Work order: Whenever a line in the entries includes the word "selected", copy that line out.

Dataset entries:
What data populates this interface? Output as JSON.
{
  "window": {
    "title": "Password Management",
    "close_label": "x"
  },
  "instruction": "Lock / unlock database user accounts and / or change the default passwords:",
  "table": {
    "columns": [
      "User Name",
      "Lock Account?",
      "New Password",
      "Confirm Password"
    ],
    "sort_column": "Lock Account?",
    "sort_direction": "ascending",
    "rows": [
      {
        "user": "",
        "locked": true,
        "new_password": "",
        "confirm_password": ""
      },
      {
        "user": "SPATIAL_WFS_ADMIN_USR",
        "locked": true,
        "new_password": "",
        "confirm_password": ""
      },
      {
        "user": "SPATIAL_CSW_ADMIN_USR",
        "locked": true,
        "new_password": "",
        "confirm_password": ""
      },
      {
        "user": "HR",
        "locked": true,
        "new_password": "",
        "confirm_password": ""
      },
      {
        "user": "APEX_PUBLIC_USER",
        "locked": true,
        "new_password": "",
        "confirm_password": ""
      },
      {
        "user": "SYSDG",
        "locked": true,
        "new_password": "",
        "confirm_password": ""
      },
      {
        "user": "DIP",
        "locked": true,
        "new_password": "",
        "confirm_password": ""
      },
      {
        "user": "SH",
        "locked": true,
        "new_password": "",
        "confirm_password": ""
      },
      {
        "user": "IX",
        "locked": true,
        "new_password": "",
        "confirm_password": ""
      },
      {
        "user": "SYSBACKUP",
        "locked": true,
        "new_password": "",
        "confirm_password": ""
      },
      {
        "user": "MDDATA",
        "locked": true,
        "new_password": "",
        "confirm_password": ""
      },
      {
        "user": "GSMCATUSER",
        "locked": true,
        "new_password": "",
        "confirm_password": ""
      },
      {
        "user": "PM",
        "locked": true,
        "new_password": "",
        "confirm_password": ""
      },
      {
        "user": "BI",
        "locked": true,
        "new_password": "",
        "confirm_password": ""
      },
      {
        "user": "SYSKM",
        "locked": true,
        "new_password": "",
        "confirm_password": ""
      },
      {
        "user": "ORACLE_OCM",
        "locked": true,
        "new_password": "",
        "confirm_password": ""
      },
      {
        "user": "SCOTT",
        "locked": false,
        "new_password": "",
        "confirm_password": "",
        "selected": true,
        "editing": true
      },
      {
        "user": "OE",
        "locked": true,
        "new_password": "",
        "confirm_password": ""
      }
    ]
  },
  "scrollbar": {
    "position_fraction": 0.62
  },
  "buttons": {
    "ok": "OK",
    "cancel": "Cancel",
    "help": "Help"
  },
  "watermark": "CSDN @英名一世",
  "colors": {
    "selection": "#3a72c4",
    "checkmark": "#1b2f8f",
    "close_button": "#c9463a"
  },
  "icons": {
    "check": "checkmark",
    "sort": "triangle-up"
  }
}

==

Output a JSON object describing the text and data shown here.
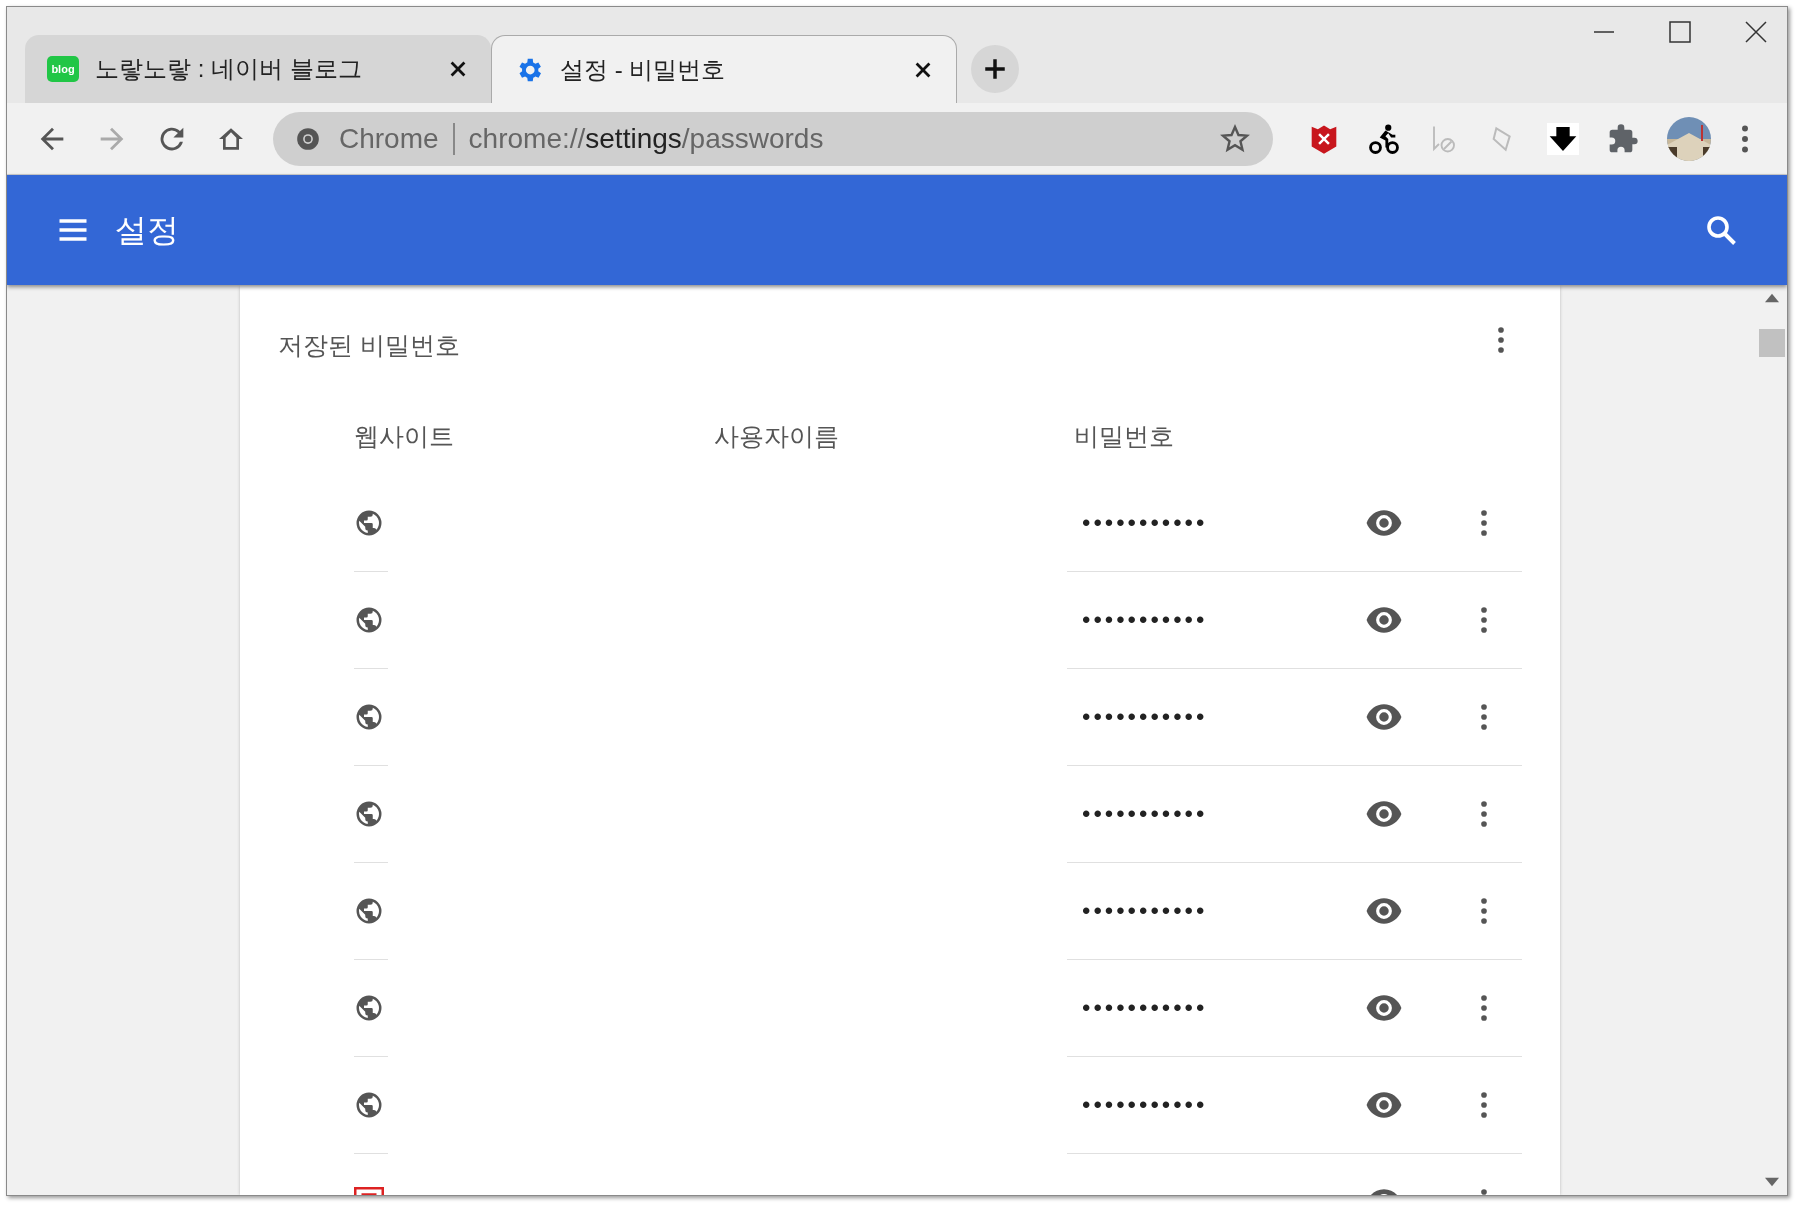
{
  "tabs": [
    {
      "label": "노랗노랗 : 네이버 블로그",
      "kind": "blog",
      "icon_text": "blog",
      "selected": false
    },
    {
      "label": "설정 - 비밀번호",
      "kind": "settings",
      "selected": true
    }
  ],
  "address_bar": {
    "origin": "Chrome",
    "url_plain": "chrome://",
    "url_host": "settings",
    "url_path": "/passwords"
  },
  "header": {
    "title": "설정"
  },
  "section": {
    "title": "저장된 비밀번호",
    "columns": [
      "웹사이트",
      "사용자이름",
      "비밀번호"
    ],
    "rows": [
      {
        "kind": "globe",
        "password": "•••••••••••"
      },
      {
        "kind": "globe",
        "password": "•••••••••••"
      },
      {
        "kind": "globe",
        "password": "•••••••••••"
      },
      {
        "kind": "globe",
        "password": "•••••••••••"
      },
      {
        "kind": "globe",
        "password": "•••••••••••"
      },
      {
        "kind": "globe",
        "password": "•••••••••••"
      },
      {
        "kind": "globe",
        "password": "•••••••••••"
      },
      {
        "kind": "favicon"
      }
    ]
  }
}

Solution to the exercise:
        "selected": true,
      "selected": false
      "selected": true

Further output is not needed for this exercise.